= EXERCISE DIRECTIONS =
All lines of the entries with "true" in them must be listed.

Excerpts from an interface dataset

───

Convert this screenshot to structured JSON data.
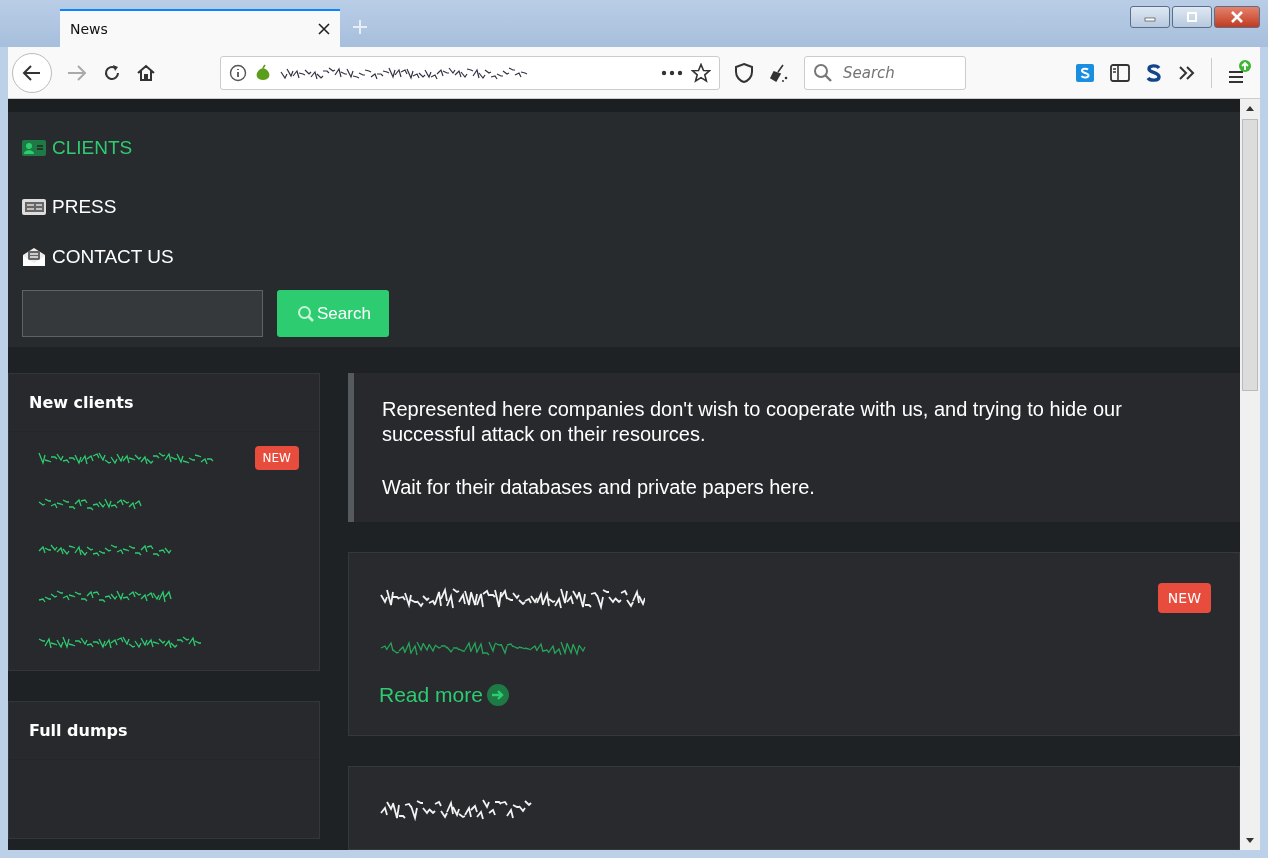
{
  "tabs": [
    {
      "label": "News",
      "selected": true
    }
  ],
  "toolbar": {
    "search": {
      "placeholder": "Search"
    }
  },
  "nav": {
    "items": [
      {
        "label": "CLIENTS",
        "selected": true,
        "kind": "clients"
      },
      {
        "label": "PRESS",
        "selected": false,
        "kind": "press"
      },
      {
        "label": "CONTACT US",
        "selected": false,
        "kind": "contact"
      }
    ],
    "search_button": "Search"
  },
  "sidebar": [
    {
      "title": "New clients",
      "items": [
        {
          "new": true,
          "badge": "NEW"
        },
        {
          "new": false
        },
        {
          "new": false
        },
        {
          "new": false
        },
        {
          "new": false
        }
      ]
    },
    {
      "title": "Full dumps"
    }
  ],
  "notice": {
    "lines": [
      "Represented here companies don't wish to cooperate with us, and trying to hide our successful attack on their resources.",
      "Wait for their databases and private papers here."
    ]
  },
  "posts": [
    {
      "new": true,
      "badge": "NEW",
      "read_more": "Read more"
    },
    {
      "new": false
    }
  ]
}
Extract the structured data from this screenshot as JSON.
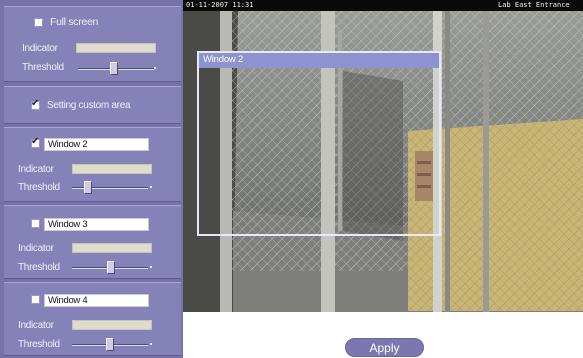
{
  "panel": {
    "full_screen": {
      "checked": false,
      "label": "Full screen",
      "indicator_label": "Indicator",
      "threshold_label": "Threshold"
    },
    "custom_area": {
      "checked": true,
      "label": "Setting custom area"
    },
    "windows": [
      {
        "checked": true,
        "name": "Window 2",
        "indicator_label": "Indicator",
        "threshold_label": "Threshold"
      },
      {
        "checked": false,
        "name": "Window 3",
        "indicator_label": "Indicator",
        "threshold_label": "Threshold"
      },
      {
        "checked": false,
        "name": "Window 4",
        "indicator_label": "Indicator",
        "threshold_label": "Threshold"
      }
    ]
  },
  "camera": {
    "timestamp": "01-11-2007 11:31",
    "camera_name": "Lab East Entrance",
    "detection_window_title": "Window 2"
  },
  "actions": {
    "apply_label": "Apply"
  },
  "colors": {
    "panel_bg": "#7773aa",
    "group_bg": "#8582b8",
    "window_title_bg": "#8c93cf",
    "button_bg": "#7b78b0"
  }
}
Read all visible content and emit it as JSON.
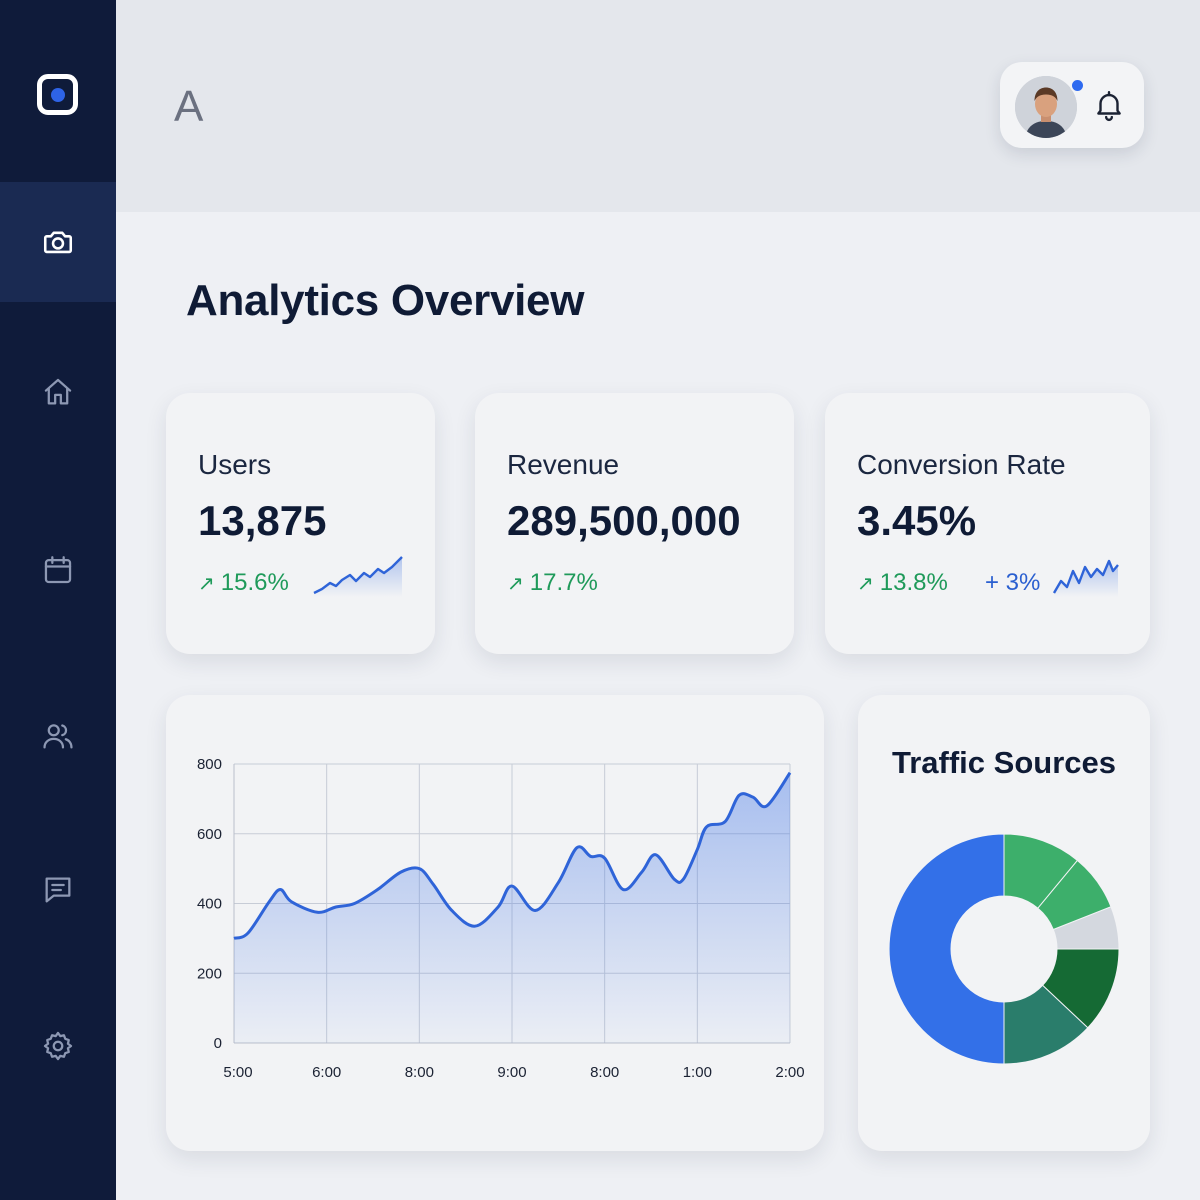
{
  "header": {
    "title": "A"
  },
  "page": {
    "title": "Analytics Overview"
  },
  "sidebar": {
    "items": [
      {
        "icon": "camera-icon",
        "active": true
      },
      {
        "icon": "home-icon",
        "active": false
      },
      {
        "icon": "calendar-icon",
        "active": false
      },
      {
        "icon": "users-icon",
        "active": false
      },
      {
        "icon": "message-icon",
        "active": false
      },
      {
        "icon": "settings-icon",
        "active": false
      }
    ]
  },
  "stats": [
    {
      "label": "Users",
      "value": "13,875",
      "change": "15.6%"
    },
    {
      "label": "Revenue",
      "value": "289,500,000",
      "change": "17.7%"
    },
    {
      "label": "Conversion Rate",
      "value": "3.45%",
      "change": "13.8%",
      "extra": "+ 3%"
    }
  ],
  "traffic": {
    "title": "Traffic Sources"
  },
  "colors": {
    "accent": "#2e6ae6",
    "positive": "#1f9a5a",
    "sidebar": "#0f1b3a"
  },
  "chart_data": [
    {
      "type": "area",
      "x": [
        "5:00",
        "6:00",
        "8:00",
        "9:00",
        "8:00",
        "1:00",
        "2:00"
      ],
      "xlabel": "",
      "ylabel": "",
      "ylim": [
        0,
        800
      ],
      "yticks": [
        0,
        200,
        400,
        600,
        800
      ],
      "grid": true,
      "series": [
        {
          "points": [
            [
              0,
              300
            ],
            [
              0.15,
              315
            ],
            [
              0.38,
              405
            ],
            [
              0.5,
              440
            ],
            [
              0.62,
              405
            ],
            [
              0.9,
              375
            ],
            [
              1.1,
              390
            ],
            [
              1.3,
              400
            ],
            [
              1.55,
              440
            ],
            [
              1.8,
              490
            ],
            [
              2.0,
              500
            ],
            [
              2.15,
              455
            ],
            [
              2.35,
              380
            ],
            [
              2.6,
              335
            ],
            [
              2.85,
              390
            ],
            [
              3.0,
              450
            ],
            [
              3.25,
              380
            ],
            [
              3.5,
              460
            ],
            [
              3.7,
              560
            ],
            [
              3.85,
              535
            ],
            [
              4.0,
              530
            ],
            [
              4.2,
              440
            ],
            [
              4.4,
              490
            ],
            [
              4.55,
              540
            ],
            [
              4.75,
              470
            ],
            [
              4.85,
              470
            ],
            [
              5.0,
              555
            ],
            [
              5.1,
              620
            ],
            [
              5.3,
              635
            ],
            [
              5.45,
              710
            ],
            [
              5.6,
              705
            ],
            [
              5.75,
              680
            ],
            [
              6.0,
              775
            ]
          ]
        }
      ]
    },
    {
      "type": "pie",
      "title": "Traffic Sources",
      "donut": true,
      "values": [
        50,
        13,
        12,
        6,
        8,
        11
      ],
      "colors": [
        "#3370e8",
        "#2a7d6b",
        "#156a34",
        "#d4d8df",
        "#3daf6b",
        "#3daf6b"
      ]
    }
  ]
}
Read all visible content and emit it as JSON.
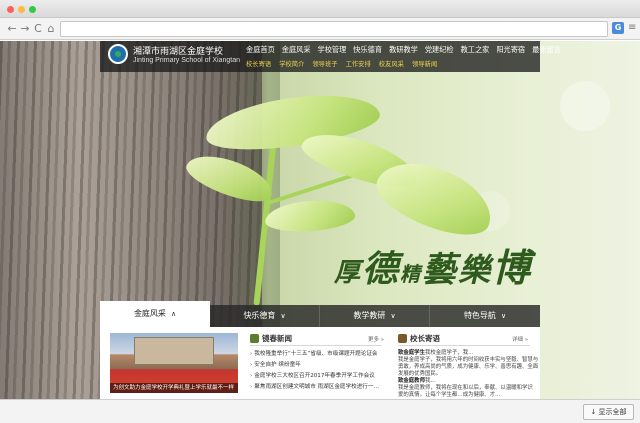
{
  "browser": {
    "colors": {
      "close": "#fc605c",
      "minimize": "#fdbc40",
      "maximize": "#34c84a"
    },
    "back_icon": "←",
    "forward_icon": "→",
    "reload_icon": "C",
    "home_icon": "⌂",
    "star_icon": "☆",
    "extension_label": "G",
    "menu_icon": "≡"
  },
  "site": {
    "school_name_cn": "湘潭市雨湖区金庭学校",
    "school_name_en": "Jinting Primary School of Xiangtan",
    "main_nav": [
      "金庭首页",
      "金庭风采",
      "学校管理",
      "快乐德育",
      "教研教学",
      "党建纪检",
      "教工之家",
      "阳光寄宿",
      "最新留言"
    ],
    "sub_nav": [
      "校长寄语",
      "学校简介",
      "领导班子",
      "工作安排",
      "校友风采",
      "领导新闻"
    ],
    "calligraphy": [
      "厚",
      "德",
      "精",
      "藝",
      "樂",
      "博"
    ]
  },
  "tabs": [
    {
      "label": "金庭风采",
      "icon": "∧"
    },
    {
      "label": "快乐德育",
      "icon": "∨"
    },
    {
      "label": "教学教研",
      "icon": "∨"
    },
    {
      "label": "特色导航",
      "icon": "∨"
    }
  ],
  "photo": {
    "caption": "为创文助力金庭学校开学典礼暨上学乐就最不一样"
  },
  "news": {
    "title": "镜春新闻",
    "more": "更多 »",
    "items": [
      "我校隆重举行“十三五”省级、市级课题开题论证会",
      "安全自护 缤纷童年",
      "金庭学校三大校区召开2017年春季开学工作会议",
      "聚焦雨湖区创建文明城市 雨湖区金庭学校进行一…"
    ]
  },
  "principal": {
    "title": "校长寄语",
    "more": "详细 »",
    "lines": [
      {
        "bold": "致金庭学生",
        "text": "我校金庭学子，我…"
      },
      {
        "bold": "",
        "text": "我是金庭学子，我将用六年的时间收获丰实与坚毅、智慧与"
      },
      {
        "bold": "",
        "text": "勇敢，养成高尚的气质，成为健康、乐学、善思有趣、全面"
      },
      {
        "bold": "",
        "text": "发展的优秀国民。"
      },
      {
        "bold": "致金庭教师",
        "text": "我…"
      },
      {
        "bold": "",
        "text": "我是金庭教师，我将在现在和以后，奉献、以温暖和学识"
      },
      {
        "bold": "",
        "text": "爱的真情，让每个学生都…成为健康、才…"
      }
    ]
  },
  "download": {
    "label": "显示全部",
    "icon": "↓"
  }
}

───

= WRITTEN REPLY =
      "selected": true
        "selected": true,
          "new": true,
      "new": true,
      "checked": true,
        "checked": true,
        "active": true
      "grid": true,
      "donut": true,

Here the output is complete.